Letter from the City Engineer
Dear Ascension Drive neighbors,
I want to express my apologies for what has been an imperfect at best communications process around traffic safety and parking issues on SW Ascension Drive. When we first were alerted to a concern about lack of visibility driving through the curves, city engineering staff took that very seriously due to the potential for crashes. We unfortunately receive hundreds of citizen issues and complaints annually about speeding, dangerous driver behavior, parking, abandoned vehicles, issues with traffic signals, etc. Engineering staff scan through the issues and complaints and prioritize quicker response to the ones that don’t involve police response. Issues such as the visibility complaint for Ascension rise to the top because of the potential for a head on collision or even worse - a collision involving a pedestrian. This was the genesis for determining that parking in the s-curves is indeed causing a line of sight visibility problem.
However, we certainly could have done better by asking for your input and questions at the beginning. My apologies for not thinking through the quality of life impacts in advance and asking for input earlier to see if there was a solution that would at least minimize negative impacts to adjacent residents. We will do better in the future. I am hopeful that we have at least shown our willingness to listen and understand, even if it occurred later than it should have. We still have an obligation based on the risk of lack of visibility in the curves to reduce the parking to one side. But I also want to say that this situation and the clear messages you have shared about driver behavior has given momentum to staff to pursue a reduced speed limit (20 mph) for some neighborhood streets, which would include Ascension, as allowed by a 2019 act of the state legislature. This will be an enforceable speed limit once a street is signed for 20 mph.
I also want to apologize for a couple other items that unfortunately added to the frustrations. One was the miscommunication with public works operations staff that led to a staff person starting to install No Parking signs before we had completed our neighborhood conversations and input opportunities. The optics on that were horrible. But it was truly just a mistake where street operations staff had been given a heads up about an expected need for signs to be made and installed (in the near future), and, from a spirit of wanting to do a good job, started doing that work early. There was not actual direction given to put up signs at that point in time. Mistakes happen, and unfortunately at times seem to happen when you least need them. Second, after hearing from several of you that you had not seen the “Your Speed Is” signs rotating back through your neighborhood in a long time, we discovered that the signs have not been in working order for over a year. As it turns out, the ones we were using had issues with their batteries. Our staff have now acquired newer models that are both battery and solar-powered, and they are awaiting a laptop from our IT group so they can program them. Again, our apologies, and we have placed a priority on this; the signs are expected to be back in working order this summer. We have placed Ascension Drive at the top of a list of about 15 streets for rotation of the signs, so you should see those signs installed out there by the end of summer. Thank you for asking about this.
I also understand that many neighbors have had ongoing concerns about speeding and traffic volume over many years. And it was frustrating to see us work on the visibility issue when you didn’t feel that the other issues had been addressed. I do believe the city made a good faith effort to address some of this in 2017. And we have continued to monitor speed and traffic volume, and while volume has increased, speeds have not risen to the level that city staff would apply any measures beyond what was already done. What we did not do was find a way to share that information with you; so, it likely felt like silence on the part of the city. We need to find a way to do better on that.
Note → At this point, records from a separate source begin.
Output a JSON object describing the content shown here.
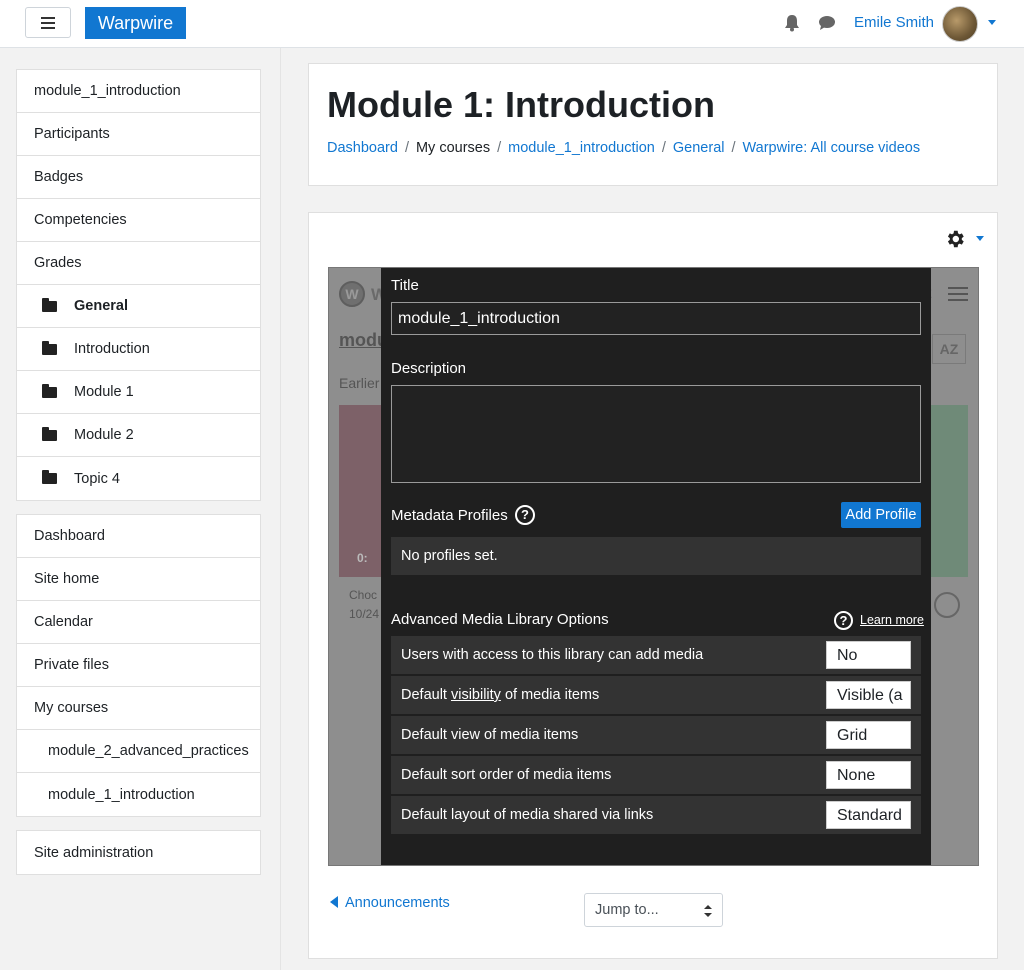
{
  "navbar": {
    "brand": "Warpwire",
    "user_name": "Emile Smith"
  },
  "drawer": {
    "course_items": [
      {
        "label": "module_1_introduction"
      },
      {
        "label": "Participants"
      },
      {
        "label": "Badges"
      },
      {
        "label": "Competencies"
      },
      {
        "label": "Grades"
      },
      {
        "label": "General"
      },
      {
        "label": "Introduction"
      },
      {
        "label": "Module 1"
      },
      {
        "label": "Module 2"
      },
      {
        "label": "Topic 4"
      }
    ],
    "site_items": [
      {
        "label": "Dashboard"
      },
      {
        "label": "Site home"
      },
      {
        "label": "Calendar"
      },
      {
        "label": "Private files"
      },
      {
        "label": "My courses"
      },
      {
        "label": "module_2_advanced_practices"
      },
      {
        "label": "module_1_introduction"
      }
    ],
    "admin_label": "Site administration"
  },
  "header": {
    "title": "Module 1: Introduction",
    "breadcrumb": [
      "Dashboard",
      "My courses",
      "module_1_introduction",
      "General",
      "Warpwire: All course videos"
    ]
  },
  "embed_bg": {
    "partial_title": "modu",
    "partial_earlier": "Earlier",
    "partial_w": "W",
    "partial_t": "t",
    "partial_time": "0:",
    "partial_caption1": "Choc",
    "partial_caption2": "10/24",
    "logo_letter": "W",
    "az_label": "AZ"
  },
  "modal": {
    "title_label": "Title",
    "title_value": "module_1_introduction",
    "description_label": "Description",
    "description_value": "",
    "metadata_label": "Metadata Profiles",
    "help_glyph": "?",
    "add_profile_label": "Add Profile",
    "no_profiles_text": "No profiles set.",
    "advanced_label": "Advanced Media Library Options",
    "learn_more_label": "Learn more",
    "options": [
      {
        "label": "Users with access to this library can add media",
        "value": "No"
      },
      {
        "label_before": "Default ",
        "label_underlined": "visibility",
        "label_after": " of media items",
        "value": "Visible (a"
      },
      {
        "label": "Default view of media items",
        "value": "Grid"
      },
      {
        "label": "Default sort order of media items",
        "value": "None"
      },
      {
        "label": "Default layout of media shared via links",
        "value": "Standard"
      }
    ]
  },
  "footer": {
    "prev_label": "Announcements",
    "jump_label": "Jump to..."
  },
  "colors": {
    "brand": "#1177d1",
    "modal_bg": "#1f1f1f",
    "row_bg": "#333333"
  }
}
This painful and complicated situation on Ascension has made it clear to us that we need a more clear and transparent process related to receiving, prioritizing and addressing traffic safety and parking issues. So, we have started work on that, and it will be something we discuss with the city Transportation Advisory Committee and city council over the next few months. The process will be made available on the city’s website. The process will include better use of our web-based system for receiving complaints and issues that has capability to send acknowledgements of receipt and display on a map the status of complaint response. Part of developing this process will be identifying the communications procedures for follow up with community members.
I realize that even the best of communications and engagement still may not result in measures that please everyone. Our obligation to manage and maintain public streets for the benefit and use of all the public does at times conflict with the wishes of residents on those streets. But our obligation also includes considering the impacts of changes and trying to find solutions with best outcomes and minimizing impacts. And communicating all those things. Thank you for reminding us of that.
Consultation has concluded